Rapid increase in transparency of biological organs by matching refractive index of medium to cell membrane using phosphoric acid

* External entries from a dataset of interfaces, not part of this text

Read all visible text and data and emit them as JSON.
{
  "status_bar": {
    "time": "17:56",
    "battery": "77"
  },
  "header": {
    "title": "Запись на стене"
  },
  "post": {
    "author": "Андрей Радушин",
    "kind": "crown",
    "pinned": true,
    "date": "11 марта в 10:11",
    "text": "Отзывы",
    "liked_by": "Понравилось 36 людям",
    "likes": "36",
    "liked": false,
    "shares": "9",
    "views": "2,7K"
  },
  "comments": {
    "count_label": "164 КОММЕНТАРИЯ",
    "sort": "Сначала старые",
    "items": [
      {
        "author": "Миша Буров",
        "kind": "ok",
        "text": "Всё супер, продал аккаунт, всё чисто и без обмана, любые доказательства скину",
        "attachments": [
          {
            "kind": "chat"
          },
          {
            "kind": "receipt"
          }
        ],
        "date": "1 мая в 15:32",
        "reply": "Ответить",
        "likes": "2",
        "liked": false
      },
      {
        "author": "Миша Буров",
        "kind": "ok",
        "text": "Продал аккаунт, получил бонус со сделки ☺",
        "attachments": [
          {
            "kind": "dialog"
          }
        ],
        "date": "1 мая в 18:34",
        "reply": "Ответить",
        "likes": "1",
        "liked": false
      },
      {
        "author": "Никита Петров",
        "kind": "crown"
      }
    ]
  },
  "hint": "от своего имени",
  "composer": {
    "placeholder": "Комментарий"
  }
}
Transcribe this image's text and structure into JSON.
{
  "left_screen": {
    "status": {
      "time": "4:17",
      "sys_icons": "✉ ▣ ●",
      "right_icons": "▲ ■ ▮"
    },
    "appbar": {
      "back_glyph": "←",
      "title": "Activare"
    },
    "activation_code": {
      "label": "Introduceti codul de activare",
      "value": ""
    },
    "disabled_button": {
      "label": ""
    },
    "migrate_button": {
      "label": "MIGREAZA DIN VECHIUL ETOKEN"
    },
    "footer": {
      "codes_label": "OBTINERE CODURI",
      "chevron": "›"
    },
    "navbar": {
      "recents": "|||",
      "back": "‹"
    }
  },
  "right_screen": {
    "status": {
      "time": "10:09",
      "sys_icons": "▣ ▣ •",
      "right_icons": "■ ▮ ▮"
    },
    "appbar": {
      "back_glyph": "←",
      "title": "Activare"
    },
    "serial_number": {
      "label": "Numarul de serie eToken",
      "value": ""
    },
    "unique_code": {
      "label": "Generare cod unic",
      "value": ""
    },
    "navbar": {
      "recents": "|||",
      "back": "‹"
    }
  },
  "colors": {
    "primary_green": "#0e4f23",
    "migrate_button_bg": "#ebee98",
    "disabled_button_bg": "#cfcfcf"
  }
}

Tissue clearing is a fundamental challenge in biology and medicine to achieve high-resolution optical imaging of tissues deep inside intact organs. The clearing methods reported up to now require long incubation times or physical/electrical pressure to achieve tissue clearing, which is done by matching the refractive indices of the whole sample and medium to that of the lipid layer. Here we show that phosphoric acid increases the refractive index of the medium and can increase the transparency of formalin-fixed tissue samples rapidly. While phosphoric acid (8.5–14.2 M) suppresses bright signals on the boundary of cells in their phase-contrast images, it does not damage the morphology of the phospholipid cell membrane. Immersion of fixed tissues of mice in phosphoric acid solutions (8.5–14.2 M) increased their transparency within 60 min in the case of 3 mm-thick fixed tissue specimens. Although further investigations are needed to apply this protocol to three-dimensional fluorescence imaging or immunohistochemistry, the protocol presented herein may contribute to developing better and faster soaking methods for tissue clearing than previously reported protocols.